According to data collected as part of the National Health and Nutrition Examination Survey (NHANES) by the Centers for Disease Control & Prevention (CDC), 46 percent of American adults over the age of 30 have some level of gum disease with nearly 9 percent having severe periodontitis (chronic bacterial inflammation of the gums). (www.ada.org/en/science-research/science-in-the-news/periodontal-disease-affects-nearly-half-us-population)
In a separate study, 473 dental patients of varying ages, education levels, frequency of dental visits, reasons for irregular attendance and existence of past traumatic experiences were analyzed. Based upon questionnaires and testing protocols, they were categorized into three segments relating to dental fear and anxiety. As with the number of those who have gum disease, I found it equally concerning that the prevalence of dental anxiety among those in the study was almost 59 percent. (www.ncbi.nlm.nih.gov/pmc/articles/PMC4432608/)
This leaves us with over half an adult population who are fearful or anxious about going to a dentist AND nearly half of adults who have developed gum disease. Those are huge numbers! Coincidence?
In the dental anxiety study, no patterns of age or education levels stood out although women showed higher anxiety or fear levels than men. Not surprisingly, past traumatic experiences were found to result in elevated anxiety and fear. There was also an inverse relationship between frequency of dental visits and anxiety.
Although there remain unknowns in this study, there is no doubt that anxiety associated with dental visits is a widespread issue. To no surprise, people who visited the dentist more regularly and individuals without previous traumatic dental experiences were less anxious.
Those of us in the dental profession who know that dental care can – and should be – administered without discomfort? When a patient perceives otherwise, it is ultimately the first domino to fall. A patient who is anxious or fearful of perceived pain may delay or avoid care. When dental cleanings and necessary repairs are delayed or avoided, the need for care can become more complex or involved. The more complicated treatment becomes, the greater the dread becomes for the patient.
Patients often relax with the help of oral sedation. For some, that gets them over the initial hump until they become relaxed and confident in our care and decide to forgo it. However, a patient who is anxious or fearful must be willing to walk in the door in the first place. Some high-fear patients have such intense fear levels, or ‘dental phobia,’ they can barely force themselves to call a dental office, let alone walk into one.
While we are sensitive to the concerns of all patients, we pride ourselves on our relationships with those who have had unfortunate experiences in dental offices in the past that have contributed to fear or anxiety associated with dentistry. For all new patients, we begin with a private consultation. This takes place in a consultation room rather than a dental chair.
If you or someone you know has delayed or avoided care due to dental fear, it is important that they understand the ramifications to their overall health in addition to their smile. Research has linked the infectious bacteria of gum disease to serious health problems that extend far beyond the mouth.

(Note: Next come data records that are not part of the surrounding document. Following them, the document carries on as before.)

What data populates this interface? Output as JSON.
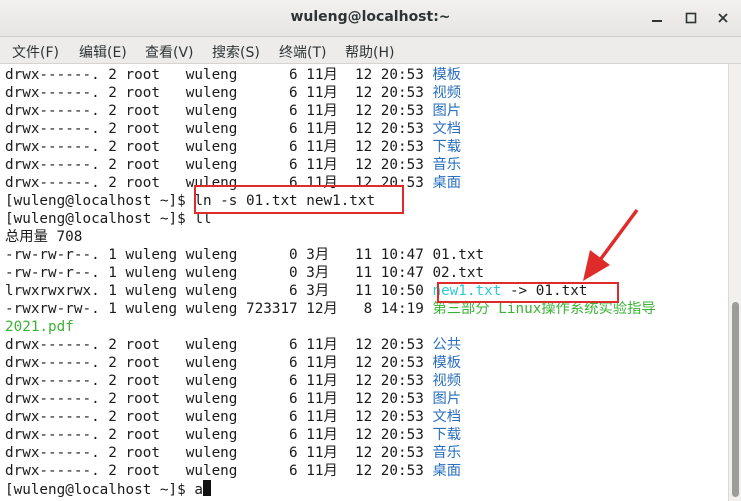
{
  "window": {
    "title": "wuleng@localhost:~",
    "buttons": {
      "minimize": "minimize-icon",
      "maximize": "maximize-icon",
      "close": "close-icon"
    }
  },
  "menu": [
    "文件(F)",
    "编辑(E)",
    "查看(V)",
    "搜索(S)",
    "终端(T)",
    "帮助(H)"
  ],
  "terminal": {
    "lines": [
      [
        {
          "t": "drwx------. 2 root   wuleng      6 11月  12 20:53 "
        },
        {
          "t": "模板",
          "c": "blue"
        }
      ],
      [
        {
          "t": "drwx------. 2 root   wuleng      6 11月  12 20:53 "
        },
        {
          "t": "视频",
          "c": "blue"
        }
      ],
      [
        {
          "t": "drwx------. 2 root   wuleng      6 11月  12 20:53 "
        },
        {
          "t": "图片",
          "c": "blue"
        }
      ],
      [
        {
          "t": "drwx------. 2 root   wuleng      6 11月  12 20:53 "
        },
        {
          "t": "文档",
          "c": "blue"
        }
      ],
      [
        {
          "t": "drwx------. 2 root   wuleng      6 11月  12 20:53 "
        },
        {
          "t": "下载",
          "c": "blue"
        }
      ],
      [
        {
          "t": "drwx------. 2 root   wuleng      6 11月  12 20:53 "
        },
        {
          "t": "音乐",
          "c": "blue"
        }
      ],
      [
        {
          "t": "drwx------. 2 root   wuleng      6 11月  12 20:53 "
        },
        {
          "t": "桌面",
          "c": "blue"
        }
      ],
      [
        {
          "t": "[wuleng@localhost ~]$ ln -s 01.txt new1.txt"
        }
      ],
      [
        {
          "t": "[wuleng@localhost ~]$ ll"
        }
      ],
      [
        {
          "t": "总用量 708"
        }
      ],
      [
        {
          "t": "-rw-rw-r--. 1 wuleng wuleng      0 3月   11 10:47 01.txt"
        }
      ],
      [
        {
          "t": "-rw-rw-r--. 1 wuleng wuleng      0 3月   11 10:47 02.txt"
        }
      ],
      [
        {
          "t": "lrwxrwxrwx. 1 wuleng wuleng      6 3月   11 10:50 "
        },
        {
          "t": "new1.txt",
          "c": "cyan"
        },
        {
          "t": " -> 01.txt"
        }
      ],
      [
        {
          "t": "-rwxrw-rw-. 1 wuleng wuleng 723317 12月   8 14:19 "
        },
        {
          "t": "第三部分 Linux操作系统实验指导",
          "c": "green"
        }
      ],
      [
        {
          "t": "2021.pdf",
          "c": "green"
        }
      ],
      [
        {
          "t": "drwx------. 2 root   wuleng      6 11月  12 20:53 "
        },
        {
          "t": "公共",
          "c": "blue"
        }
      ],
      [
        {
          "t": "drwx------. 2 root   wuleng      6 11月  12 20:53 "
        },
        {
          "t": "模板",
          "c": "blue"
        }
      ],
      [
        {
          "t": "drwx------. 2 root   wuleng      6 11月  12 20:53 "
        },
        {
          "t": "视频",
          "c": "blue"
        }
      ],
      [
        {
          "t": "drwx------. 2 root   wuleng      6 11月  12 20:53 "
        },
        {
          "t": "图片",
          "c": "blue"
        }
      ],
      [
        {
          "t": "drwx------. 2 root   wuleng      6 11月  12 20:53 "
        },
        {
          "t": "文档",
          "c": "blue"
        }
      ],
      [
        {
          "t": "drwx------. 2 root   wuleng      6 11月  12 20:53 "
        },
        {
          "t": "下载",
          "c": "blue"
        }
      ],
      [
        {
          "t": "drwx------. 2 root   wuleng      6 11月  12 20:53 "
        },
        {
          "t": "音乐",
          "c": "blue"
        }
      ],
      [
        {
          "t": "drwx------. 2 root   wuleng      6 11月  12 20:53 "
        },
        {
          "t": "桌面",
          "c": "blue"
        }
      ],
      [
        {
          "t": "[wuleng@localhost ~]$ a"
        },
        {
          "cursor": true
        }
      ]
    ]
  },
  "colors": {
    "directory": "#2a6fc0",
    "symlink": "#2ec9d8",
    "executable": "#3bb336",
    "annotation": "#e02b2b"
  },
  "annotations": {
    "highlight_boxes": 2,
    "arrow": "red-arrow-icon"
  }
}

Periodontal disease is a chronic infection that can become bloodborne through weakened gum tissue. It has been found to trigger systemic inflammation and linked to heart disease, stroke, high blood pressures, arthritis, diabetes, preterm babies, some cancers, impotency and erectile dysfunction.
We’d like to help you achieve a confident smile and enjoy the many benefits of good oral health. Start with a phone call to schedule a free, no obligation consultation so we can get to know one another in a comfortable setting.
From there, you can determine how you wish to proceed. However, if you have doubts, ask to speak to some of our patients who, like you, had dental anxiety or fear upon arriving and now smile with confidence.